On Twitter, it does seem Relentless are lagging behind the competition when it comes to communicating with a wider audience. They currently don’t use sponsored tweets and there’s no real hashtag they that own within their messaging. This limits the number of people being exposed to their brand as well as limiting the level of buzz that can be generated. Music makes up most of the content and there’s certainly not much going on in the way of extreme sports action.
— RelentlessEnergy (@relentlessdrink) July 22, 2013
Brand Comparison & Analysis
(Key: Red = Red Bull, Blue = Monster, Yellow = Relentless)
When it comes to getting people to talk about their brand Red Bull clearly head the way in the energy drinks sector, with Monster at times climbing above them. Relentless though have a long way to go before they can get to these heights of engagement.
From the Facebook graph above we can see how there’s such big gaps between brands in this sector. New brands like Relentless struggle to get anywhere near the level of following their competitors possess on Facebook. Red Bull since January have seen their fan base soar especially over the last 3 months – with such a well established brand at the top can anyone reach them?
From the Twitter graph we can see once again Relentless bottom of the pile and Red Bull the only brand to achieve over 1 million followers. Monster though are hot in pursuit with the best follower growth over the last 3 months – at 27% increase compared to Red Bull’s 12%. Monster’s great usage of hashtags and sponsored posts seem to be paying off.
However by delving deeper into Twitter we can pull out some very interesting stats:
(Key: Yellow = Red Bull, Green = Monster, Blue = Relentless)

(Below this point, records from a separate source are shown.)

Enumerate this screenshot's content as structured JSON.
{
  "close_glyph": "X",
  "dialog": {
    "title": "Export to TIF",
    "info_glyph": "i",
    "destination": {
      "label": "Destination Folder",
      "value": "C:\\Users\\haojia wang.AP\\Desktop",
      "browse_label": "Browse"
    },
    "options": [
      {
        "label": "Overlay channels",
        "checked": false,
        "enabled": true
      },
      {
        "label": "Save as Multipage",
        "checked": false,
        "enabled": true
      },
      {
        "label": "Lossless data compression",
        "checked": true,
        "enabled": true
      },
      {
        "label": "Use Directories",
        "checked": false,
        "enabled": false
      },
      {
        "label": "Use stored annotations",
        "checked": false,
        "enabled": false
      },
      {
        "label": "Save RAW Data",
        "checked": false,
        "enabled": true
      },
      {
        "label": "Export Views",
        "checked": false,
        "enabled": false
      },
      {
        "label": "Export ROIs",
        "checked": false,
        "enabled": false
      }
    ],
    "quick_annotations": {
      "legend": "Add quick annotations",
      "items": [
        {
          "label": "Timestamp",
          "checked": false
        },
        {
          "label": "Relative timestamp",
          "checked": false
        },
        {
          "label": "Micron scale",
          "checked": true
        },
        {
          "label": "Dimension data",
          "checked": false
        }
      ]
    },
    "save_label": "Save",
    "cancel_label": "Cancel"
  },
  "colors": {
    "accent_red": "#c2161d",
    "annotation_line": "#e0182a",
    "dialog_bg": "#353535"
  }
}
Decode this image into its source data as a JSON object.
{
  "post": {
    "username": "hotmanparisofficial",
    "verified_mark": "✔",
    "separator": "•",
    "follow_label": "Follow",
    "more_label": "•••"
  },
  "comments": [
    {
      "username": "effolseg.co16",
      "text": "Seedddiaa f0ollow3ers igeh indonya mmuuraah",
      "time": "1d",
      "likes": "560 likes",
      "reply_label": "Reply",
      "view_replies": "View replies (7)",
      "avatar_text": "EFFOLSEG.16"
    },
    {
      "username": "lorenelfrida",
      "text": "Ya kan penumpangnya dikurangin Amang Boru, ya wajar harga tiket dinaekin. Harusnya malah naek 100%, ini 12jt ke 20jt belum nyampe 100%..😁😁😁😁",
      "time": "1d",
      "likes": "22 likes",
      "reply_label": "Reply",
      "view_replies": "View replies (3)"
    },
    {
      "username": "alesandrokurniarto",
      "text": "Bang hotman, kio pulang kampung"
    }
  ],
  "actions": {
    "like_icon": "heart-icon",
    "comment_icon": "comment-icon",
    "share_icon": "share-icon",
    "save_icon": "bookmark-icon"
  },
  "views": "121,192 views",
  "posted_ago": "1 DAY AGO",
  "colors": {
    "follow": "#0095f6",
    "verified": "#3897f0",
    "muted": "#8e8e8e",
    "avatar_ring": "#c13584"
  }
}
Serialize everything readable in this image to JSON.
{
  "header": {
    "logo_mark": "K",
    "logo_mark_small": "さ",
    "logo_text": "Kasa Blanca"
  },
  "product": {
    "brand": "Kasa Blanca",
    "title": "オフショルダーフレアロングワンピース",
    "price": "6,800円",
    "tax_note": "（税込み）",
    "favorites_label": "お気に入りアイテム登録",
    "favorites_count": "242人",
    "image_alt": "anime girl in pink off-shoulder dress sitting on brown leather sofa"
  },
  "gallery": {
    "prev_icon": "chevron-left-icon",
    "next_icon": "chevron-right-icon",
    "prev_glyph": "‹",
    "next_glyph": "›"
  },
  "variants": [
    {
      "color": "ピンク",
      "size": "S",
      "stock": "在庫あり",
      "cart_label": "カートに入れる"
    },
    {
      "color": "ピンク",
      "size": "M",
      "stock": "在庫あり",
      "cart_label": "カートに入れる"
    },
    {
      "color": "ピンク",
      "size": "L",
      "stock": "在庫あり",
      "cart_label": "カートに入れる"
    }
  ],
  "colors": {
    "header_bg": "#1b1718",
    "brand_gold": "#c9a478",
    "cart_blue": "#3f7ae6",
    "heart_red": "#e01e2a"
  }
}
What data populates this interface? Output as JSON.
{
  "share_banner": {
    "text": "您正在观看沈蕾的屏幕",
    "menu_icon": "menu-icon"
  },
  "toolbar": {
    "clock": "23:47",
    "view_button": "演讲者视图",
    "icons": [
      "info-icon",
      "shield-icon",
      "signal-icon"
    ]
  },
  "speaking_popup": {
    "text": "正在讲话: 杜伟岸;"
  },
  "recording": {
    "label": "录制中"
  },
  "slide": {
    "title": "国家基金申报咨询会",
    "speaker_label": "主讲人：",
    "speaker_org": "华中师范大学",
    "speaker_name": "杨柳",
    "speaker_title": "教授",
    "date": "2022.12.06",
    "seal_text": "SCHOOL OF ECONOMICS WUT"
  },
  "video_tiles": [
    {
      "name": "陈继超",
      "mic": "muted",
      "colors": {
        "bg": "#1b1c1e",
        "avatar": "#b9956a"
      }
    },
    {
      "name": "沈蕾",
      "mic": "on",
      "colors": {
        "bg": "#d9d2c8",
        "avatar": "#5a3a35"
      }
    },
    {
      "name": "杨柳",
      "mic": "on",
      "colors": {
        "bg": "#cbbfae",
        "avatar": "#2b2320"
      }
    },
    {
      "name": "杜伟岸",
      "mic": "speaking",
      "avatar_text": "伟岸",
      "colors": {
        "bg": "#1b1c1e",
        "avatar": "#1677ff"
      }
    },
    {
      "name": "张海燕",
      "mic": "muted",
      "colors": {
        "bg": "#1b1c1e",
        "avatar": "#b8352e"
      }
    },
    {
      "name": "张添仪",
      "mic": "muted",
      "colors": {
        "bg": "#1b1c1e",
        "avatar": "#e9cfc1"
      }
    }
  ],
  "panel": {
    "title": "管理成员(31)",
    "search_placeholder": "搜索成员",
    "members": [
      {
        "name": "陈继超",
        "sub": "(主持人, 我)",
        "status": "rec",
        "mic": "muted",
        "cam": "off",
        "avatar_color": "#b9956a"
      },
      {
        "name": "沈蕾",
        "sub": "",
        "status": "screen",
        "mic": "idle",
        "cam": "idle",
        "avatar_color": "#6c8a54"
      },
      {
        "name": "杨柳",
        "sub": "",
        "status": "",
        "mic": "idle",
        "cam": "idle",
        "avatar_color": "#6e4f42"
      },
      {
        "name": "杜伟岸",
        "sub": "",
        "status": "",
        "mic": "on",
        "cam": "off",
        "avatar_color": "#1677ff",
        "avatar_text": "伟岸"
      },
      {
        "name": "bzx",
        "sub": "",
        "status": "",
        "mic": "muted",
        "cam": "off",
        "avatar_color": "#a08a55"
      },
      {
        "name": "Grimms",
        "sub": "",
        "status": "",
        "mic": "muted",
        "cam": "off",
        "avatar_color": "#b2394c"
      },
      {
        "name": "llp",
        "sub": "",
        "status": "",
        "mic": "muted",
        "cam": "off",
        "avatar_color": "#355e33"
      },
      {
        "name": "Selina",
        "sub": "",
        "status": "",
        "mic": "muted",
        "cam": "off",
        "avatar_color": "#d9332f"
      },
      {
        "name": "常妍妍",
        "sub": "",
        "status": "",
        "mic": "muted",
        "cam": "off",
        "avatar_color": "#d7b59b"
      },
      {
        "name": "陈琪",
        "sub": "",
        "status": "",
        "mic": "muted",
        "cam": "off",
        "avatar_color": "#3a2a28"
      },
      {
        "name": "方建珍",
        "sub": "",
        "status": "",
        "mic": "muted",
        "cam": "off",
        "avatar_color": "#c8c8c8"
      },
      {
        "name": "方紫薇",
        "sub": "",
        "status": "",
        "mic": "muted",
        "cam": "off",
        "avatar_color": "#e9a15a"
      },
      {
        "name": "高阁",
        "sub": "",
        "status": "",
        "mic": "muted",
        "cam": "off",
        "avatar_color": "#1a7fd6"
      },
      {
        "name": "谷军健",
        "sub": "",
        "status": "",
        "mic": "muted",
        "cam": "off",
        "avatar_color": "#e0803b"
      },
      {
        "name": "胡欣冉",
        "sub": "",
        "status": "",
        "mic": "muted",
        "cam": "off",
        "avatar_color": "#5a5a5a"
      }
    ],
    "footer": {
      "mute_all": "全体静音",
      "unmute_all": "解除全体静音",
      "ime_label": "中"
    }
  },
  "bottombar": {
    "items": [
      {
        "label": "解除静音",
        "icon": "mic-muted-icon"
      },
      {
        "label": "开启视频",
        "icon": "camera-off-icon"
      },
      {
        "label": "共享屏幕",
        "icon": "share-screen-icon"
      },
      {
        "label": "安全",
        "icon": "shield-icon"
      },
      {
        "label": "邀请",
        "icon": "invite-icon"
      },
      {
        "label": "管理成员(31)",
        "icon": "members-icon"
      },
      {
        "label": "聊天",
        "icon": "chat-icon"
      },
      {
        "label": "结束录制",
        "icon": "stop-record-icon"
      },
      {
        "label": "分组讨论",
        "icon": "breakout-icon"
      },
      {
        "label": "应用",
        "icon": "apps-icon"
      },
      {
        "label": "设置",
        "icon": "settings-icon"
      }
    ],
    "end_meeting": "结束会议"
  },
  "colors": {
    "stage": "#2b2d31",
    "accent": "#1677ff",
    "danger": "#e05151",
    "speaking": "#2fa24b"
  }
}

Despite Relentless having a much lower fan base and follower growth on Twitter, they surprisingly deliver a higher engagement rate than Monster which could lead us to believe the content they post resonates more clearly than what Monster shares with its audience.
One clear thing we’ve learnt is how brands such as Red Bull take their marketing strategies and aspirations to another level. The amount of sponsorship that they get involved with is incredible – this means the level of exposure they get on a regular basis is a brilliant way to keep their products in the minds of their consumers. It’s also interesting to see how brands in this sector view sponsorship of popular sports being the most important thing to help generate buzz around their brand. There’s definitely some clear brand positioning with the likes of Monster and Red Bull living and breathing extreme sports. Relentless have taken a different route and target themselves to a different audience – non-stop party-goers, only time will tell to see if this pays off.
Another thing that’s really surprising is how these brands don’t directly sell, they don’t use social media as a means of discounting their goods. They’re happy to deliver premium content that interests only their target audience with the self-belief that their constant presence will do the selling.